Monmouth Coffee, or a Mumford & Sons album cover. You decide.
My brief immersion into this world has revealed lots of parallels of course. Around the raw ingredients themselves; where and how they are grown, what varieties and how they can influence the end result. You’ve got to push further than the ‘Arabica’ vs ‘Robusta’ debate (who isn’t claiming ‘100% Arabica’ nowadays for Heavens sake?). But the actual species (Bourbon or Caturra anyone?). The roasting too – not just the level of roast, but the way the beans are roasted, how quickly, with how much movement, in which style of roaster. And the grind – when to do this; how to prevent secondary roasting; how – like beer – to prevent oxidation and stale characters in the coffee particularly at the point of packing. And how you pack it of course: how to let the beans ‘gas off’ (release CO2); how best to store. Many parallels – but for me, no revolutionary learnings. I’m left thinking that brewers could do more about the grain varieties – yes, I know that Maris Otter is a great barley – but there must be more to this. Where is the best barley grown? What character can different grain blends bring to the taste and texture of beer, to the head and colour? But could brewers do a lot more than they currently are: not much.
No, what has really struck me is about the potential for coffee to grow even more through the rituals: the ritual of selling and presenting coffee and the ritual of serving and enjoying.
This is an area that beer would consider itself strong I imagine, but there’s more we can do. Just consider the experience in Monmouth or Kaffeine. There’s the presentation of the beans. In one shop, these were laid out in individual oak tubs, with simple tasting notes, ready to be bagged for your purchase (the bags of course, simple, elegant and colour coded in an understated way to help you best enjoy your purchase). In another, blackboards did the same job, in a witty yet informative way. And there’s the little touches – no bags of crisps with your pint here, but simple accompaniments designed to complement not fight the flavours of the coffee.
Yet more impactful was putting the serving of the coffee right at the heart of the action; the coffee ‘station’ turned round, facing into the room, sitting in close proximity to the baristas. Making a display of grinding of tamping and tapping out the spent, washed through grains. The serve too – water with the coffee of course, to cleanse the palate and let the flavours bite through with each mouthful, but simple touches like just warmed milk on the side. Although the crèma I suppose is the staff, knowledgeable but not arrogant, imparting just enough information to encourage the mystique whilst holding back enough not to put off or bore their clientele.
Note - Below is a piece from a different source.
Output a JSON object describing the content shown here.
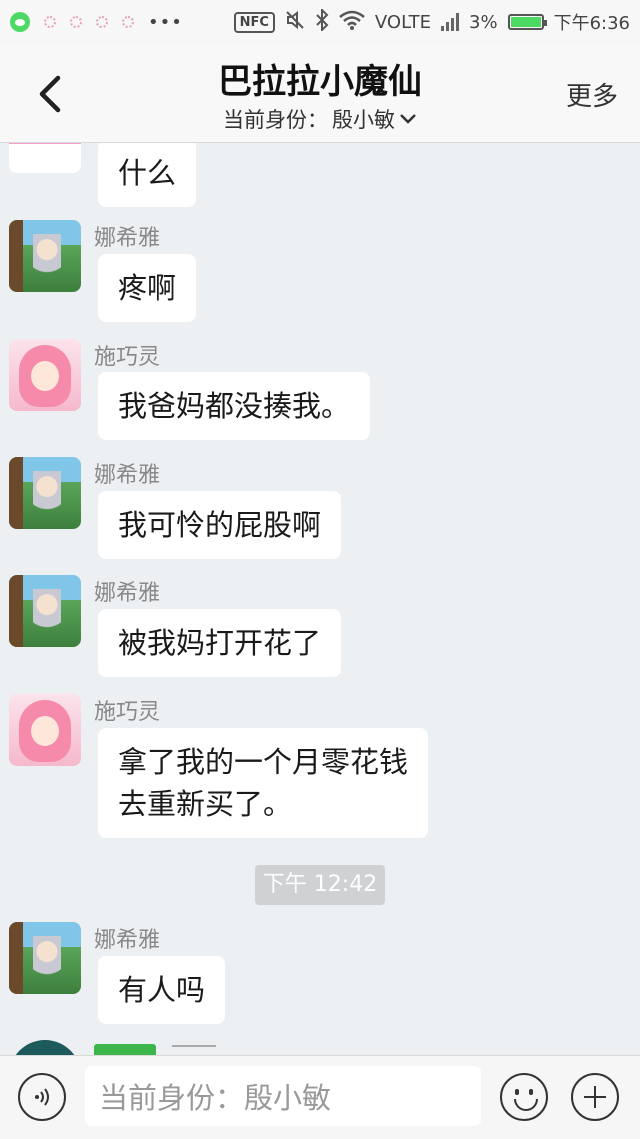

I had a decaff single origin (Brazilian) Americano. Beautifully served in beautiful surroundings by beautiful people. Shame I didn’t like it….that’s taste for you I suppose. But the experience left its mark.
© David Preston, Beer Tinted Spectacles 2012